Yet there’s another question here—one that won’t win me any friends in the Association of Art Museum Directors—that must be asked. Given that these funds from deaccessioning cannot be used for new Corcoran acquisitions if the Corcoran doesn’t exist, shouldn’t the Corcoran violate the Prime Directive and use the money to save itself?

In a FAQ posted to the museum’s website, the Corcoran preempted this question with regard to the Sickle-leaf rug and the Huguette Clark estate settlement. Kind of.

“Between the money from the Clark sale and the money realized by deaccessioning the Oriental rugs, doesn’t the Corcoran have enough cash to jump-start a capital campaign and save itself?” The Corcoran asks. “No,” the Corcoran answers. “The financial issues confronting the Corcoran are substantial and were the basis for launching this effort to find a sustainable future for the college, the collection, and the building.”

This answer isn’t good enough. Given a nearly $40 million purse under a violation of museum ethics that would be inevitable no matter what—given the resolution of the $20.5 million monetization of the lease with Carr—given the $10 million settlement of the Clark estate and the proceeds of the sale of Monet’s Water Lilies and other works—plus the immediate offer of financial and fundraising support from the University of Maryland!—it is hard to swallow the Corcoran’s characterization that it is a museum backed into a corner. Different leaders might see these circumstances as the light at the end of the tunnel, not as the justification for pulling the plug.
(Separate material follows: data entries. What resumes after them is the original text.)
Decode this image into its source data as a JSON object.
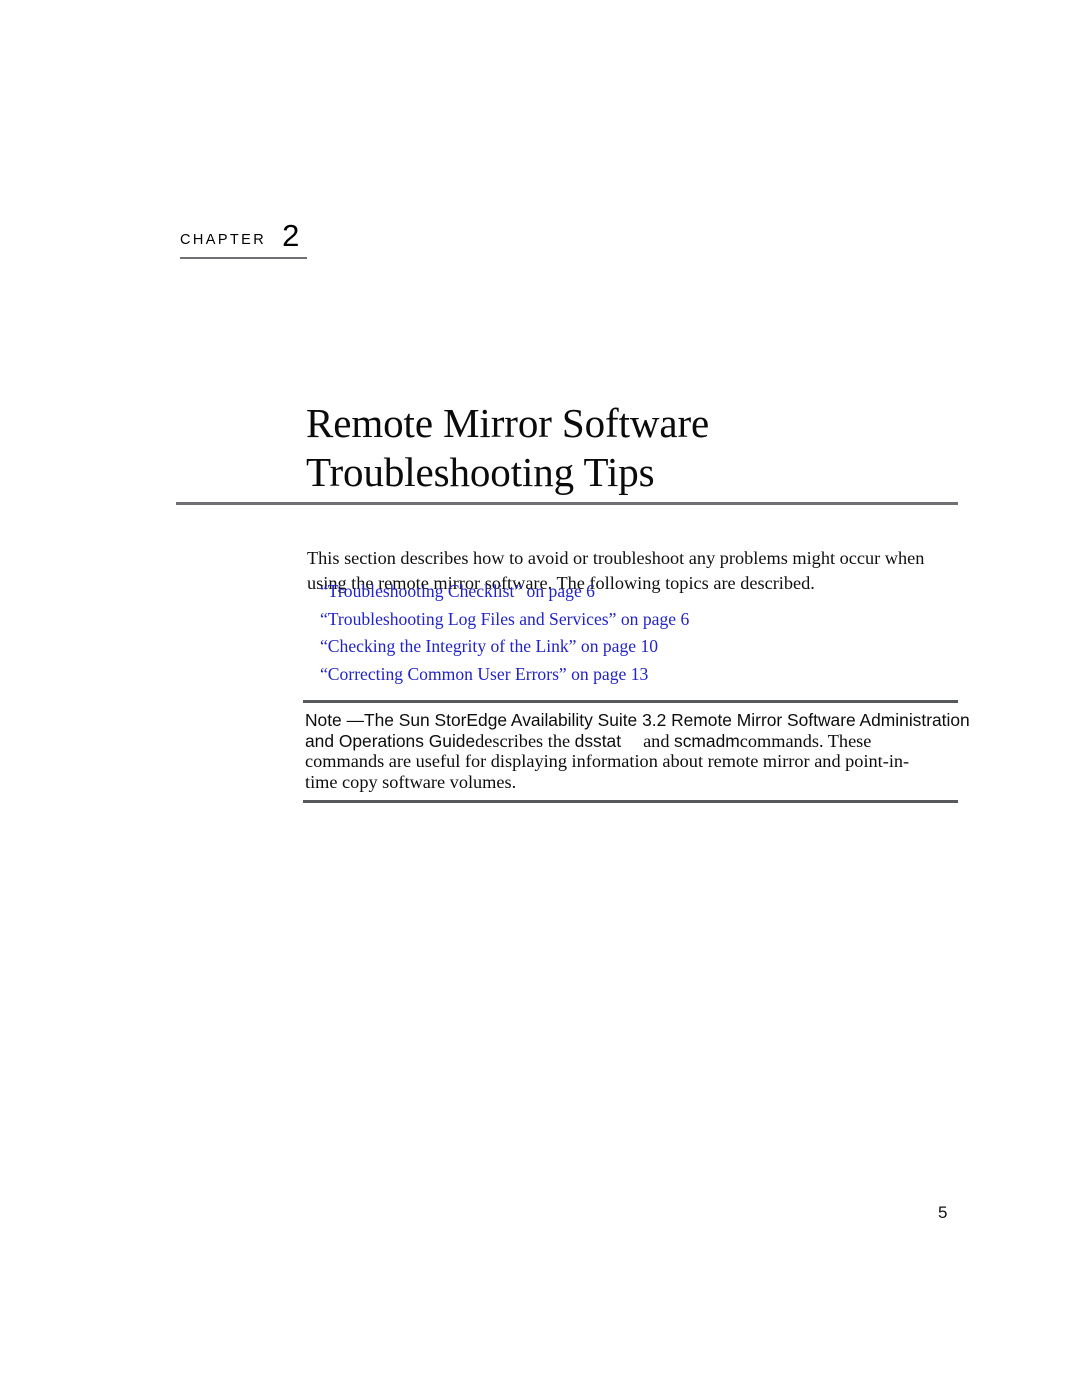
{
  "page": {
    "background_color": "#ffffff",
    "folio": "5"
  },
  "chapter": {
    "label": "CHAPTER",
    "number": "2"
  },
  "title": {
    "line1": "Remote Mirror Software",
    "line2": "Troubleshooting Tips"
  },
  "intro": {
    "line1": "This section describes how to avoid or troubleshoot any problems might occur when",
    "line2": "using the remote mirror software. The following topics are described."
  },
  "cross_references": {
    "link_color": "#2323c8",
    "items": [
      {
        "text": "“Troubleshooting Checklist” on page 6",
        "title": "Troubleshooting Checklist",
        "page": "6"
      },
      {
        "text": "“Troubleshooting Log Files and Services” on page 6",
        "title": "Troubleshooting Log Files and Services",
        "page": "6"
      },
      {
        "text": "“Checking the Integrity of the Link” on page 10",
        "title": "Checking the Integrity of the Link",
        "page": "10"
      },
      {
        "text": "“Correcting Common User Errors” on page 13",
        "title": "Correcting Common User Errors",
        "page": "13"
      }
    ]
  },
  "note": {
    "rule_color": "#58595c",
    "lead": "Note —",
    "line1_rest": "The Sun StorEdge Availability Suite 3.2 Remote Mirror Software Administration",
    "line2_guide": "and Operations Guide",
    "line2_a": "describes the ",
    "line2_cmd1": "dsstat",
    "line2_b": "and ",
    "line2_cmd2": "scmadm",
    "line2_c": "commands. These",
    "line3": "commands are useful for displaying information about remote mirror and point-in-",
    "line4": "time copy software volumes."
  }
}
A simpler question stands for now. What happens to the $40 million?